In 1980, Keystone released a bootleg album of old cuts, demos, Fantastic Dee-Jay songs, and a couple of Galactus tunes (Hocko's later band.) It was called "Disco Sucks" (Keystone 111541-39), but in truth, it was the album that sucked, though it did come on a nice red vinyl slab.

Far better was the 2003 compilation from Canonsburg's Get Hip label "Disco Still Sucks!" (GHAS 5067) issued under the name Bob Hocko & the Swamp Rats.

It had all their singles (except "Two Tymes Too" and "Mr. Sad," which had already been reissued under the Fantastic Dee-Jays name.) It also included lengthy liner notes and several outtakes. Richie Unterberger of the All Music Guide gives this CD a thumbs up.

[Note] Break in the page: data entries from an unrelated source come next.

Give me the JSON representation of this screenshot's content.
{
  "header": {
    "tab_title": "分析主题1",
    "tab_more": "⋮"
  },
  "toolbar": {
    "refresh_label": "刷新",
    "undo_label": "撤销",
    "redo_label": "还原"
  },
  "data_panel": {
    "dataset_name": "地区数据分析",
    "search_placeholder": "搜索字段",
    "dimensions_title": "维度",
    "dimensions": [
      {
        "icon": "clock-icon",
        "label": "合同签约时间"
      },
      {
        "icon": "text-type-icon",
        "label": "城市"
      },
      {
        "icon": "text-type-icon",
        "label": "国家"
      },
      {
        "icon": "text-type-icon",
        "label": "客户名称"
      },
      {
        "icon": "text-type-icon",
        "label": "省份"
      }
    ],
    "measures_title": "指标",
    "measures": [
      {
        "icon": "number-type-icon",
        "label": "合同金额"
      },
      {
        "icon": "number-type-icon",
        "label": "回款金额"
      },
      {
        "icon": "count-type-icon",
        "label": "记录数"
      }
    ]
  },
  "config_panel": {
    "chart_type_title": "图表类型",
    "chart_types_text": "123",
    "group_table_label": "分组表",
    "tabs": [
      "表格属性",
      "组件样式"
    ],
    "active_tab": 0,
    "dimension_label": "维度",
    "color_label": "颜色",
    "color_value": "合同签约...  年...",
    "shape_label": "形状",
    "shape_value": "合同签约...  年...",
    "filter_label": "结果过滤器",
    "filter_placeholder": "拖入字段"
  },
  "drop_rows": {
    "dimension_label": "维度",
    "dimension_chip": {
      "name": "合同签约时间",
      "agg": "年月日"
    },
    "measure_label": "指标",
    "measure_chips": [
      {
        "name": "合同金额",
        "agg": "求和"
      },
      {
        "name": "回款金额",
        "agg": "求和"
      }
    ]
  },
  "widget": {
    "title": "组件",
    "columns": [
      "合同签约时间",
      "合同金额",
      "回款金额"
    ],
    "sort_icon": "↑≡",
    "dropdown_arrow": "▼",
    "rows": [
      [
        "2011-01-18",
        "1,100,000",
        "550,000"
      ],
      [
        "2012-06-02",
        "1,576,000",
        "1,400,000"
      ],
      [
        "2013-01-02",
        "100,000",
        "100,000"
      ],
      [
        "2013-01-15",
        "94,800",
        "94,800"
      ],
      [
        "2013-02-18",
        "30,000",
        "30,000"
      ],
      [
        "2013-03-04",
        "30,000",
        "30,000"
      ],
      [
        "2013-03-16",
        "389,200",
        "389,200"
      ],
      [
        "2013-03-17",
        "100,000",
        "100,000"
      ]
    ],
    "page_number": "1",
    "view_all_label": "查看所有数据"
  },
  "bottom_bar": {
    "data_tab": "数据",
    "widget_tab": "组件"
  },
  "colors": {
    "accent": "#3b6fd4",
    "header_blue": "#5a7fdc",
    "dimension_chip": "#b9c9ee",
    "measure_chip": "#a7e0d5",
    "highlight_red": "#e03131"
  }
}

That would be it for Bob Hocko, too. He passed away from lung cancer that same year, at the age of 54.

If you're into the roots of Pittsburgh rock, dig up a copy of "Disco Still Sucks!" and listen to the progression of a Brit-pop band gone punk. It's good head-banging stuff.

"Love Is So Tuff" by the Fantastic Dee-Jays, 1965

1 comment:

TheLazyComic said...

I keep looking for a copy of the ORIGINAL of Love Is Tuff... which was by the Dee Jays... but called "Love Is So Tuff". More ominous sounding than the 12 string version. I believe it was on Sherry Records. I found a copy some years back at Thee Record Warehouse... but Dave wanted a fortune for it, and frankly, the record was trashed. Anybody know anything about this one?